Mix in club night last night where I played both singles and doubles. It was going quite well until I broke the strings on my racket. Since we were in the middle of a game I borrowed a Volkl Catapult 8 V-Engine racket. I found the weight and balance to be OK, but the power level was a bit too lively for my liking. Of course this could have been the strings.

After finishing the singles I used the spare racket I keep in the car. This is not the same as my regular racket which I keep a spare at home, but an older racket I used to use: the Prince graphite classic mid-plus. The Prince classic is heavier than my regular racket and generates lower power. At first I was struggling a bit with the extra weight, but since this used to be my regular racket I adapted pretty quickly. In fact I was quite pleased with it and played pretty well from then on.

Sunday, July 03, 2005

Wimbledon round up.

I have already commented on the success of the womens singles with both Venus and Lindsay being winners. I also managed to correctly predict the mens winner, boy that was a tough call . Worth mentioning is the mens doubles winners Huss and Moody, also a fantastic achievement. The ladies doubles winners fared better than their experience in Eastbourne.

The surpise for me however was the smooth charm and ease on camera, as well as well as the intelligent and articulate commentating of Jimmy Connors for the BBC. John McEnroe watch out, just like old times.

Friday, July 01, 2005

Wimbledon predictions
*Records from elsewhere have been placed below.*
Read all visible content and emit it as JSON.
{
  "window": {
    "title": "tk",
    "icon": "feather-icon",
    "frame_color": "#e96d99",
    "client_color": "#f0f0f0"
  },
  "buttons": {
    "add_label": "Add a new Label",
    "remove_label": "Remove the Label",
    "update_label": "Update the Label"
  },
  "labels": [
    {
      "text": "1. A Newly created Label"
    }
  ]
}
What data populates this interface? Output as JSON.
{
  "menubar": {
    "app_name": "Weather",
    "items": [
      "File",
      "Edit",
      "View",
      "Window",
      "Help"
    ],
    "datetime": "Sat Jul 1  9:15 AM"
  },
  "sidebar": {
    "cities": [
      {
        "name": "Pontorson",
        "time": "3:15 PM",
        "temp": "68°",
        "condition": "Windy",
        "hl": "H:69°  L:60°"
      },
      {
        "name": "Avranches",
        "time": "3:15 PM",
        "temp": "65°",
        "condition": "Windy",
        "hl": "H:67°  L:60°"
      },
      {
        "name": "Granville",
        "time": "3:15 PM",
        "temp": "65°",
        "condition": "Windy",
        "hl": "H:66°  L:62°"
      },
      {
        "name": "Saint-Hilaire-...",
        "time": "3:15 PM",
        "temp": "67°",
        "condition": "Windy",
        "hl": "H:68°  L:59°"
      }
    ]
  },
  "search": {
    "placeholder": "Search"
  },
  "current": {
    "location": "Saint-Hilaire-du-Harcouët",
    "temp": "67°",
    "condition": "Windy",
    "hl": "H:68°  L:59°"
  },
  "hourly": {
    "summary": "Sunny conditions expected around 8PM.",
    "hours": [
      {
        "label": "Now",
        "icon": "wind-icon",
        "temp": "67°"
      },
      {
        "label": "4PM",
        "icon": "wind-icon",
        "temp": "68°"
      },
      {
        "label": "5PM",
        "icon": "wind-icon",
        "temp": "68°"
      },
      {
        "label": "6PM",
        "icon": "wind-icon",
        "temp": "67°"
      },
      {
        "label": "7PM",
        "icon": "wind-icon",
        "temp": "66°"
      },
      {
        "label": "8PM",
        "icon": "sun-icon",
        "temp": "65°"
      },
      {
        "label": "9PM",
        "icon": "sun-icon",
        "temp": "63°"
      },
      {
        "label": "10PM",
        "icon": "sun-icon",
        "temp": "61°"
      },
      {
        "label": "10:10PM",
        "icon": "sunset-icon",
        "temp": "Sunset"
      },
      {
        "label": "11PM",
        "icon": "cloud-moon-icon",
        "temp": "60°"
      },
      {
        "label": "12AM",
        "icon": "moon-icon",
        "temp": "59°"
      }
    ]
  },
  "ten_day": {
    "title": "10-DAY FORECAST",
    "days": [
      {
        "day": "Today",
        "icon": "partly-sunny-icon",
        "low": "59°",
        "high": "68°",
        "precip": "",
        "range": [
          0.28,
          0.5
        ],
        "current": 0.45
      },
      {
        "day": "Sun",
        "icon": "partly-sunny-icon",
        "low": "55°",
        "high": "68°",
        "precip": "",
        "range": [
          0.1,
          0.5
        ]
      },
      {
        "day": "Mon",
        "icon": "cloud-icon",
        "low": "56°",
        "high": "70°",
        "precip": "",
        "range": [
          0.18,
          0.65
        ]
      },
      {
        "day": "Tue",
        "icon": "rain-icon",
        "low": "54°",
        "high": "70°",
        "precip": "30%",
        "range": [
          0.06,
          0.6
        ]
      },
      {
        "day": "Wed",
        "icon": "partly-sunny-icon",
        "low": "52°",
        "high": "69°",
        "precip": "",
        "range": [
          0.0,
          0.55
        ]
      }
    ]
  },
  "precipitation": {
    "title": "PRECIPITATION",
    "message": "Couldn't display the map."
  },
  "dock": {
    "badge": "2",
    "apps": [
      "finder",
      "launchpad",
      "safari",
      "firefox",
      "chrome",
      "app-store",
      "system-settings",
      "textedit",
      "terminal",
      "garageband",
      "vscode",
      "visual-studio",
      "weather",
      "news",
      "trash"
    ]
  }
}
So my predictions for the ladies singles at Wimbledon was off, since we have an all American final. That's really well done to Venus for coming back so well after a couple of years injured, and Lindsay for the drive and motivation after the low point of last year.